INSTRUCTIONS FOR THE TASK:
For this exercise, copy all the data exactly and include none of the pictures.

RECORDED INFORMATION:
:::::
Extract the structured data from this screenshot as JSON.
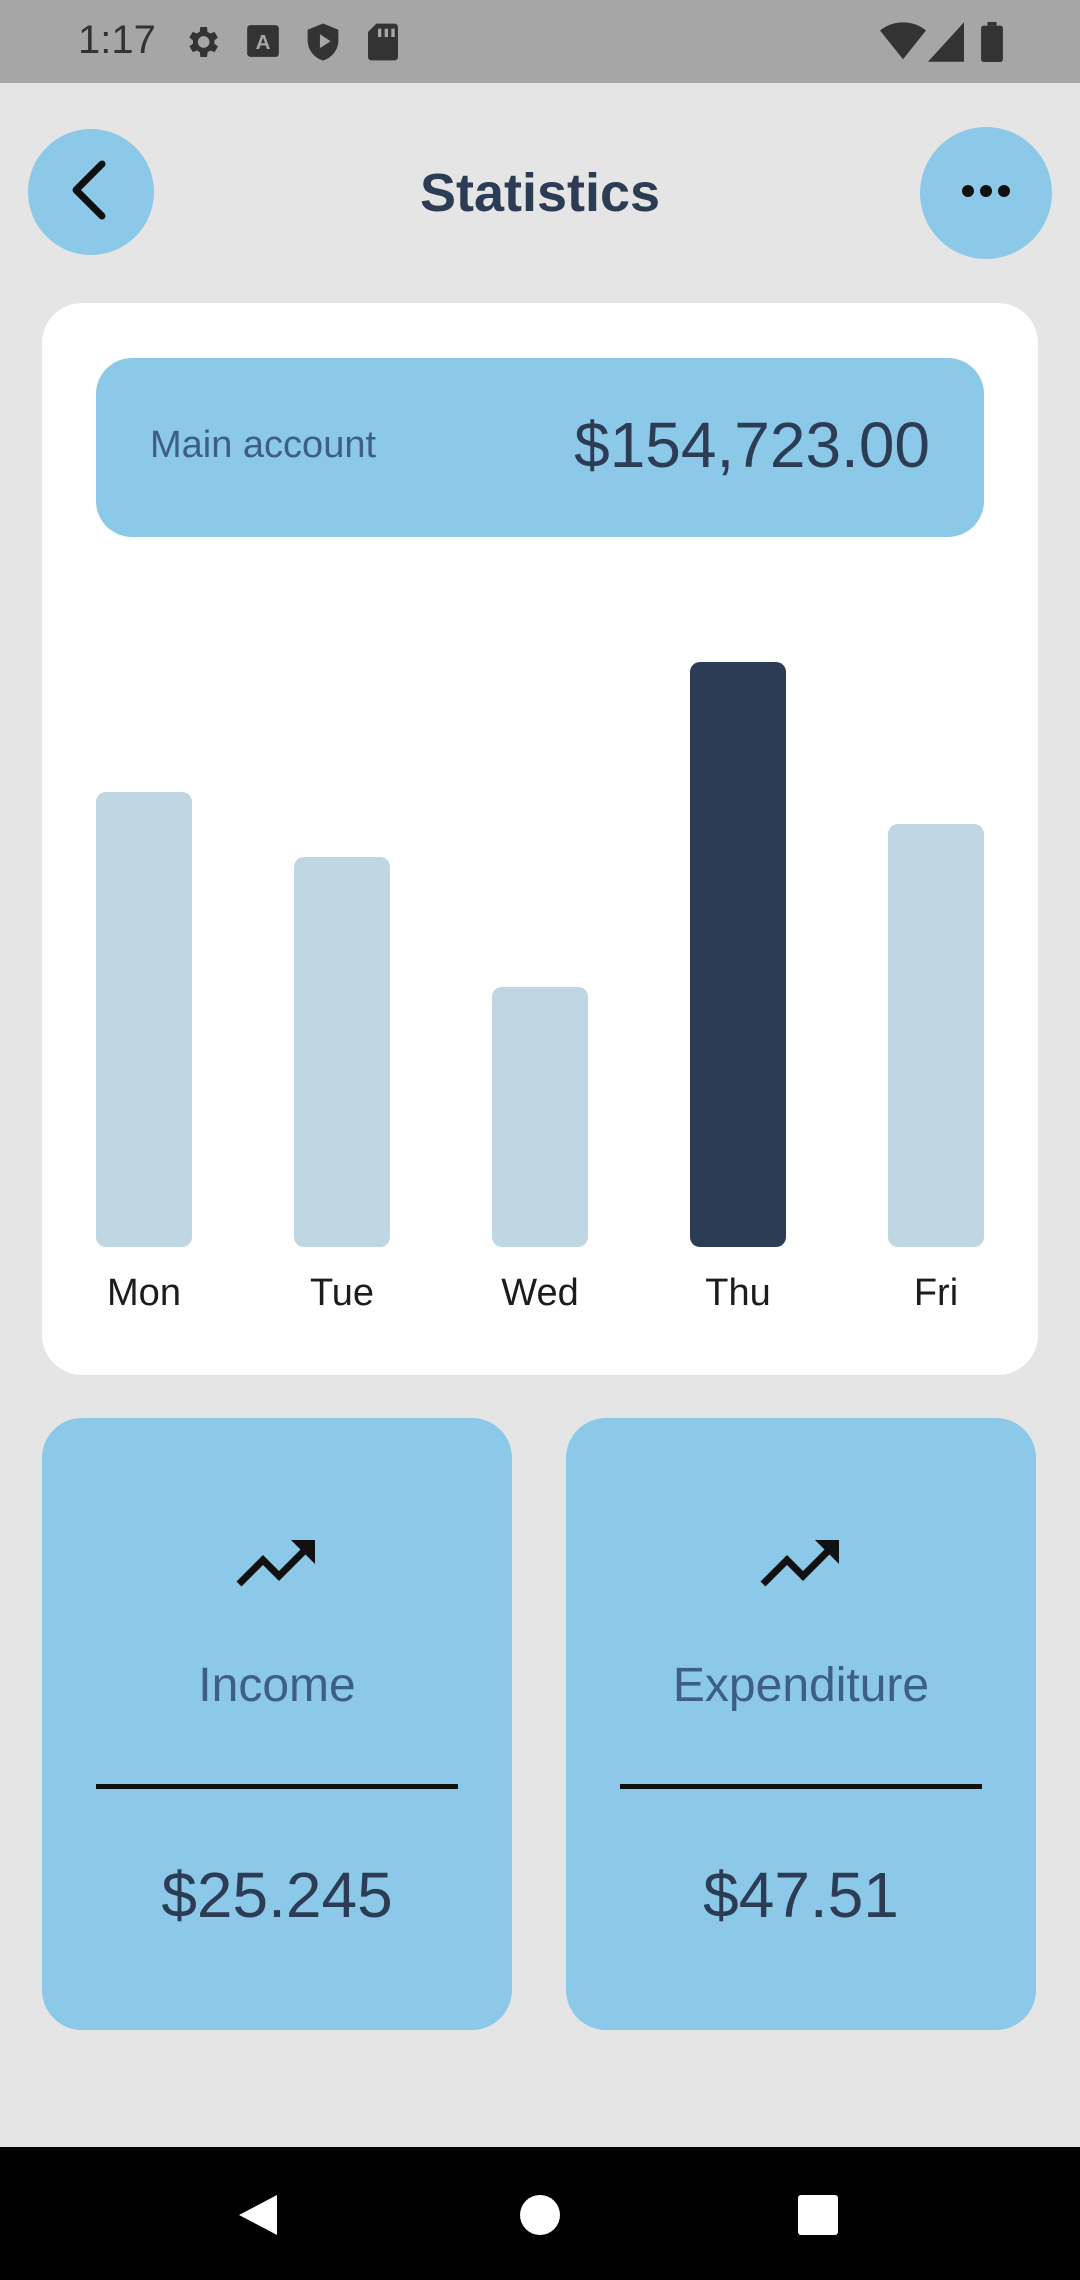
{
  "status_bar": {
    "time": "1:17",
    "icons_left": [
      "gear-icon",
      "font-icon",
      "shield-icon",
      "sd-card-icon"
    ],
    "icons_right": [
      "wifi-icon",
      "signal-icon",
      "battery-icon"
    ]
  },
  "header": {
    "title": "Statistics",
    "back_icon": "chevron-left-icon",
    "menu_icon": "more-horizontal-icon"
  },
  "account": {
    "label": "Main account",
    "amount": "$154,723.00"
  },
  "chart_data": {
    "type": "bar",
    "categories": [
      "Mon",
      "Tue",
      "Wed",
      "Thu",
      "Fri"
    ],
    "values": [
      70,
      60,
      40,
      90,
      65
    ],
    "highlighted_category": "Thu",
    "ylim": [
      0,
      100
    ],
    "grid": false,
    "colors": {
      "bar": "#bfd7e3",
      "highlight": "#2c3c55"
    }
  },
  "stats": {
    "income": {
      "icon": "trending-up-icon",
      "label": "Income",
      "value": "$25.245"
    },
    "expenditure": {
      "icon": "trending-up-icon",
      "label": "Expenditure",
      "value": "$47.51"
    }
  },
  "nav": {
    "icons": [
      "back-triangle-icon",
      "home-circle-icon",
      "recents-square-icon"
    ]
  },
  "colors": {
    "accent": "#8cc8e7",
    "dark": "#2c3c55",
    "label_blue": "#3d5f86",
    "background": "#e5e5e6"
  }
}
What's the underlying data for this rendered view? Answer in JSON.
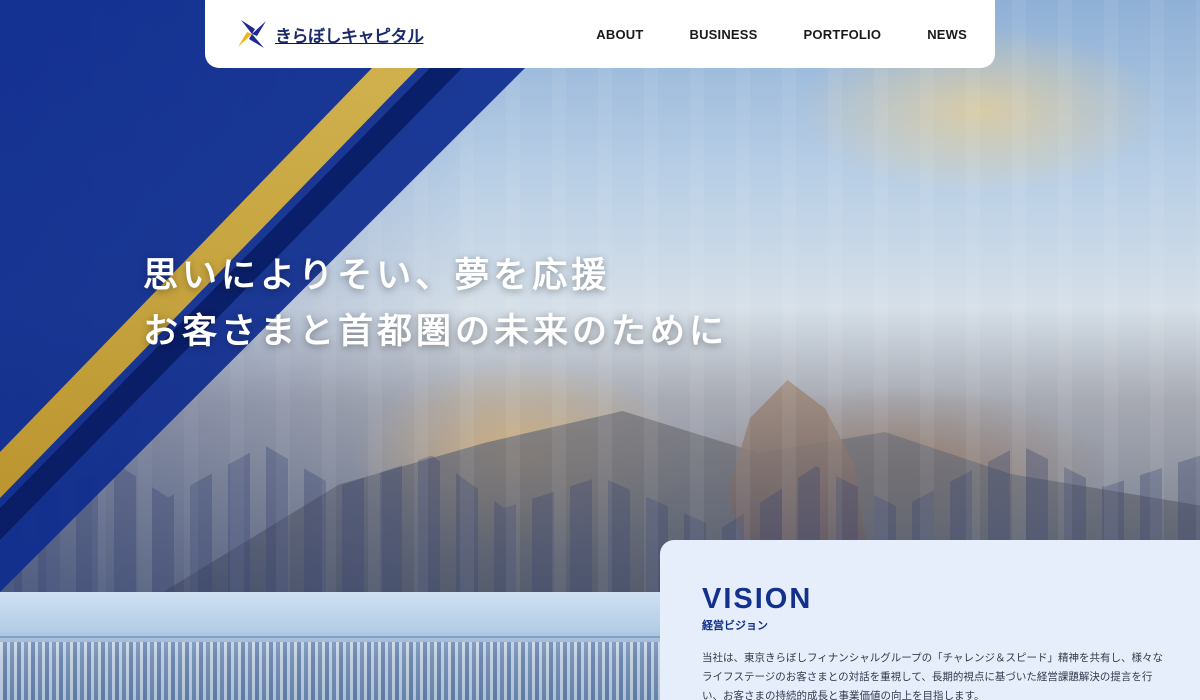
{
  "header": {
    "logo_text": "きらぼしキャピタル",
    "nav": [
      {
        "label": "ABOUT"
      },
      {
        "label": "BUSINESS"
      },
      {
        "label": "PORTFOLIO"
      },
      {
        "label": "NEWS"
      }
    ]
  },
  "hero": {
    "line1": "思いによりそい、夢を応援",
    "line2": "お客さまと首都圏の未来のために"
  },
  "vision": {
    "title": "VISION",
    "subtitle": "経営ビジョン",
    "body": "当社は、東京きらぼしフィナンシャルグループの「チャレンジ＆スピード」精神を共有し、様々なライフステージのお客さまとの対話を重視して、長期的視点に基づいた経営課題解決の提言を行い、お客さまの持続的成長と事業価値の向上を目指します。"
  },
  "colors": {
    "brand_navy": "#13308c",
    "band_blue": "#0c2a8e",
    "band_gold": "#e7c34a",
    "panel_bg": "#e6eefb"
  },
  "icons": {
    "logo": "kiraboshi-star-icon"
  }
}
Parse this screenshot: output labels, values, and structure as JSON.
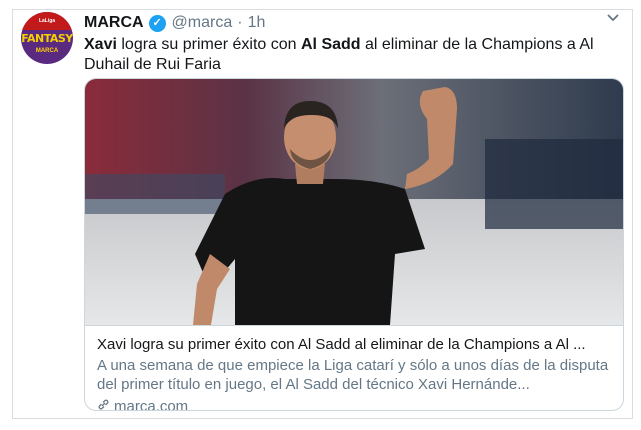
{
  "account": {
    "name": "MARCA",
    "handle": "@marca",
    "separator": "·",
    "time": "1h",
    "avatar_top_text": "LaLiga",
    "avatar_main_text": "FANTASY",
    "avatar_bottom_text": "MARCA"
  },
  "tweet": {
    "part1": "Xavi",
    "part2": " logra su primer éxito con ",
    "part3": "Al Sadd",
    "part4": " al eliminar de la Champions a Al Duhail de Rui Faria"
  },
  "card": {
    "title": "Xavi logra su primer éxito con Al Sadd al eliminar de la Champions a Al ...",
    "description": "A una semana de que empiece la Liga catarí y sólo a unos días de la disputa del primer título en juego, el Al Sadd del técnico Xavi Hernánde...",
    "domain": "marca.com"
  },
  "colors": {
    "verified": "#1da1f2",
    "text": "#14171a",
    "muted": "#657786"
  }
}
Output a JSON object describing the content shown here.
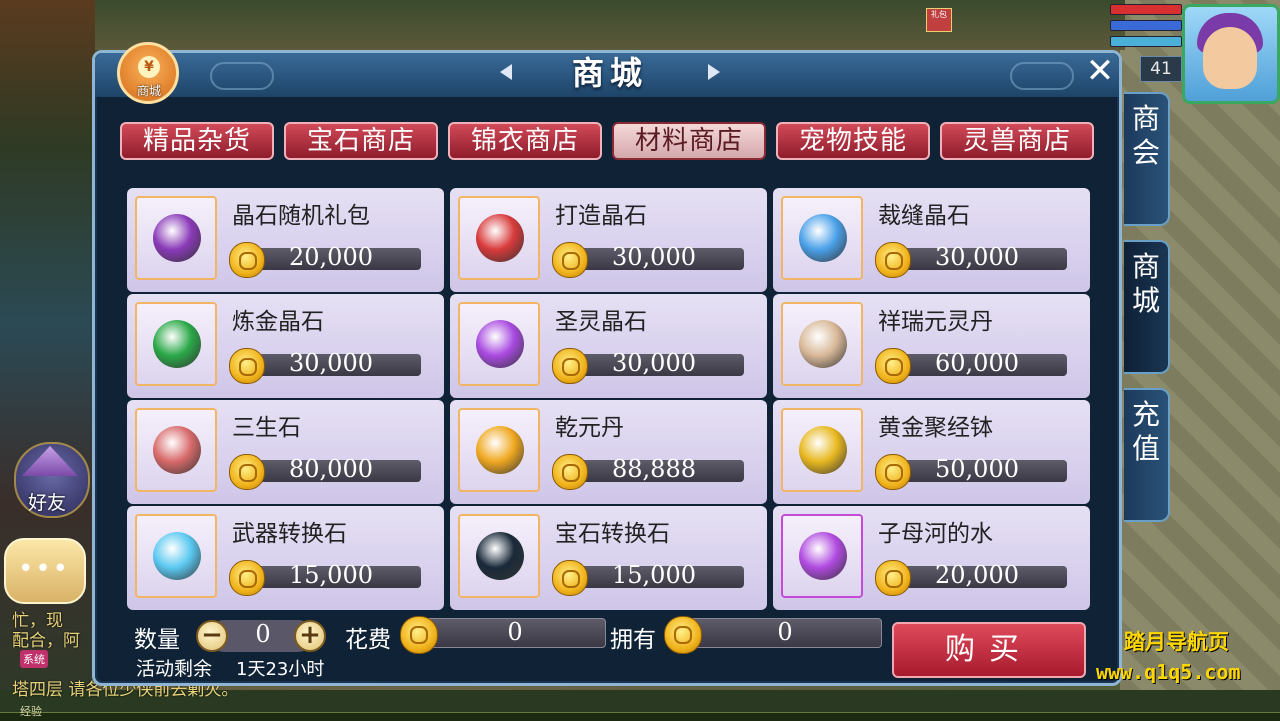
{
  "shop": {
    "title": "商城",
    "badge_label": "商城",
    "badge_symbol": "¥",
    "close_symbol": "✕",
    "categories": [
      {
        "label": "精品杂货",
        "active": false
      },
      {
        "label": "宝石商店",
        "active": false
      },
      {
        "label": "锦衣商店",
        "active": false
      },
      {
        "label": "材料商店",
        "active": true
      },
      {
        "label": "宠物技能",
        "active": false
      },
      {
        "label": "灵兽商店",
        "active": false
      }
    ],
    "items": [
      {
        "name": "晶石随机礼包",
        "price": "20,000",
        "icon": "purple-bag-icon",
        "color": "#8a3ab8"
      },
      {
        "name": "打造晶石",
        "price": "30,000",
        "icon": "red-crystal-icon",
        "color": "#d83a3a"
      },
      {
        "name": "裁缝晶石",
        "price": "30,000",
        "icon": "blue-crystal-icon",
        "color": "#4aa0e8"
      },
      {
        "name": "炼金晶石",
        "price": "30,000",
        "icon": "green-crystal-icon",
        "color": "#2aa848"
      },
      {
        "name": "圣灵晶石",
        "price": "30,000",
        "icon": "purple-crystal-icon",
        "color": "#a84ae0"
      },
      {
        "name": "祥瑞元灵丹",
        "price": "60,000",
        "icon": "gourd-bottle-icon",
        "color": "#d8b898"
      },
      {
        "name": "三生石",
        "price": "80,000",
        "icon": "red-stone-icon",
        "color": "#d86a6a"
      },
      {
        "name": "乾元丹",
        "price": "88,888",
        "icon": "golden-orb-icon",
        "color": "#f0a820"
      },
      {
        "name": "黄金聚经钵",
        "price": "50,000",
        "icon": "golden-bowl-icon",
        "color": "#e8b820"
      },
      {
        "name": "武器转换石",
        "price": "15,000",
        "icon": "blue-flame-icon",
        "color": "#5ac8f0"
      },
      {
        "name": "宝石转换石",
        "price": "15,000",
        "icon": "taiji-disc-icon",
        "color": "#1a2a3a"
      },
      {
        "name": "子母河的水",
        "price": "20,000",
        "icon": "purple-vase-icon",
        "color": "#b04ae0"
      }
    ],
    "quantity_label": "数量",
    "quantity_value": "0",
    "minus_symbol": "−",
    "plus_symbol": "+",
    "cost_label": "花费",
    "cost_value": "0",
    "own_label": "拥有",
    "own_value": "0",
    "buy_label": "购买",
    "remaining_label": "活动剩余",
    "remaining_value": "1天23小时"
  },
  "side_tabs": [
    {
      "label": "商会",
      "active": false
    },
    {
      "label": "商城",
      "active": true
    },
    {
      "label": "充值",
      "active": false
    }
  ],
  "hud": {
    "level": "41",
    "friend_label": "好友",
    "chat_lines": [
      "忙，现",
      "配合，阿",
      "塔四层 请各位少侠前去剿灭。"
    ],
    "system_tag": "系统",
    "exp_label": "经验",
    "bag_label": "礼包"
  },
  "watermark": {
    "line1": "踏月导航页",
    "line2": "www.q1q5.com"
  },
  "colors": {
    "panel": "#0f2236",
    "tab_red": "#b2303e",
    "card": "#ddd6ee",
    "coin": "#f0b21a"
  }
}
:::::
EXERCISE ANSWER:
Extract the structured data from this screenshot as JSON.
{
  "status_bar": {
    "time": "1:17",
    "icons_left": [
      "gear-icon",
      "font-icon",
      "shield-icon",
      "sd-card-icon"
    ],
    "icons_right": [
      "wifi-icon",
      "signal-icon",
      "battery-icon"
    ]
  },
  "header": {
    "title": "Statistics",
    "back_icon": "chevron-left-icon",
    "menu_icon": "more-horizontal-icon"
  },
  "account": {
    "label": "Main account",
    "amount": "$154,723.00"
  },
  "chart_data": {
    "type": "bar",
    "categories": [
      "Mon",
      "Tue",
      "Wed",
      "Thu",
      "Fri"
    ],
    "values": [
      70,
      60,
      40,
      90,
      65
    ],
    "highlighted_category": "Thu",
    "ylim": [
      0,
      100
    ],
    "grid": false,
    "colors": {
      "bar": "#bfd7e3",
      "highlight": "#2c3c55"
    }
  },
  "stats": {
    "income": {
      "icon": "trending-up-icon",
      "label": "Income",
      "value": "$25.245"
    },
    "expenditure": {
      "icon": "trending-up-icon",
      "label": "Expenditure",
      "value": "$47.51"
    }
  },
  "nav": {
    "icons": [
      "back-triangle-icon",
      "home-circle-icon",
      "recents-square-icon"
    ]
  },
  "colors": {
    "accent": "#8cc8e7",
    "dark": "#2c3c55",
    "label_blue": "#3d5f86",
    "background": "#e5e5e6"
  }
}
What's the underlying data for this rendered view? Answer in JSON.
{
  "header": {
    "logo_text": "きらぼしキャピタル",
    "nav": [
      {
        "label": "ABOUT"
      },
      {
        "label": "BUSINESS"
      },
      {
        "label": "PORTFOLIO"
      },
      {
        "label": "NEWS"
      }
    ]
  },
  "hero": {
    "line1": "思いによりそい、夢を応援",
    "line2": "お客さまと首都圏の未来のために"
  },
  "vision": {
    "title": "VISION",
    "subtitle": "経営ビジョン",
    "body": "当社は、東京きらぼしフィナンシャルグループの「チャレンジ＆スピード」精神を共有し、様々なライフステージのお客さまとの対話を重視して、長期的視点に基づいた経営課題解決の提言を行い、お客さまの持続的成長と事業価値の向上を目指します。"
  },
  "colors": {
    "brand_navy": "#13308c",
    "band_blue": "#0c2a8e",
    "band_gold": "#e7c34a",
    "panel_bg": "#e6eefb"
  },
  "icons": {
    "logo": "kiraboshi-star-icon"
  }
}
Parse this screenshot: output labels, values, and structure as JSON.
{
  "account": {
    "name": "MARCA",
    "handle": "@marca",
    "separator": "·",
    "time": "1h",
    "avatar_top_text": "LaLiga",
    "avatar_main_text": "FANTASY",
    "avatar_bottom_text": "MARCA"
  },
  "tweet": {
    "part1": "Xavi",
    "part2": " logra su primer éxito con ",
    "part3": "Al Sadd",
    "part4": " al eliminar de la Champions a Al Duhail de Rui Faria"
  },
  "card": {
    "title": "Xavi logra su primer éxito con Al Sadd al eliminar de la Champions a Al ...",
    "description": "A una semana de que empiece la Liga catarí y sólo a unos días de la disputa del primer título en juego, el Al Sadd del técnico Xavi Hernánde...",
    "domain": "marca.com"
  },
  "colors": {
    "verified": "#1da1f2",
    "text": "#14171a",
    "muted": "#657786"
  }
}
Output a JSON object describing the content shown here.
{
  "shop": {
    "title": "商城",
    "badge_label": "商城",
    "badge_symbol": "¥",
    "close_symbol": "✕",
    "categories": [
      {
        "label": "精品杂货",
        "active": false
      },
      {
        "label": "宝石商店",
        "active": false
      },
      {
        "label": "锦衣商店",
        "active": false
      },
      {
        "label": "材料商店",
        "active": true
      },
      {
        "label": "宠物技能",
        "active": false
      },
      {
        "label": "灵兽商店",
        "active": false
      }
    ],
    "items": [
      {
        "name": "晶石随机礼包",
        "price": "20,000",
        "icon": "purple-bag-icon",
        "color": "#8a3ab8"
      },
      {
        "name": "打造晶石",
        "price": "30,000",
        "icon": "red-crystal-icon",
        "color": "#d83a3a"
      },
      {
        "name": "裁缝晶石",
        "price": "30,000",
        "icon": "blue-crystal-icon",
        "color": "#4aa0e8"
      },
      {
        "name": "炼金晶石",
        "price": "30,000",
        "icon": "green-crystal-icon",
        "color": "#2aa848"
      },
      {
        "name": "圣灵晶石",
        "price": "30,000",
        "icon": "purple-crystal-icon",
        "color": "#a84ae0"
      },
      {
        "name": "祥瑞元灵丹",
        "price": "60,000",
        "icon": "gourd-bottle-icon",
        "color": "#d8b898"
      },
      {
        "name": "三生石",
        "price": "80,000",
        "icon": "red-stone-icon",
        "color": "#d86a6a"
      },
      {
        "name": "乾元丹",
        "price": "88,888",
        "icon": "golden-orb-icon",
        "color": "#f0a820"
      },
      {
        "name": "黄金聚经钵",
        "price": "50,000",
        "icon": "golden-bowl-icon",
        "color": "#e8b820"
      },
      {
        "name": "武器转换石",
        "price": "15,000",
        "icon": "blue-flame-icon",
        "color": "#5ac8f0"
      },
      {
        "name": "宝石转换石",
        "price": "15,000",
        "icon": "taiji-disc-icon",
        "color": "#1a2a3a"
      },
      {
        "name": "子母河的水",
        "price": "20,000",
        "icon": "purple-vase-icon",
        "color": "#b04ae0"
      }
    ],
    "quantity_label": "数量",
    "quantity_value": "0",
    "minus_symbol": "−",
    "plus_symbol": "+",
    "cost_label": "花费",
    "cost_value": "0",
    "own_label": "拥有",
    "own_value": "0",
    "buy_label": "购买",
    "remaining_label": "活动剩余",
    "remaining_value": "1天23小时"
  },
  "side_tabs": [
    {
      "label": "商会",
      "active": false
    },
    {
      "label": "商城",
      "active": true
    },
    {
      "label": "充值",
      "active": false
    }
  ],
  "hud": {
    "level": "41",
    "friend_label": "好友",
    "chat_lines": [
      "忙，现",
      "配合，阿",
      "塔四层 请各位少侠前去剿灭。"
    ],
    "system_tag": "系统",
    "exp_label": "经验",
    "bag_label": "礼包"
  },
  "watermark": {
    "line1": "踏月导航页",
    "line2": "www.q1q5.com"
  },
  "colors": {
    "panel": "#0f2236",
    "tab_red": "#b2303e",
    "card": "#ddd6ee",
    "coin": "#f0b21a"
  }
}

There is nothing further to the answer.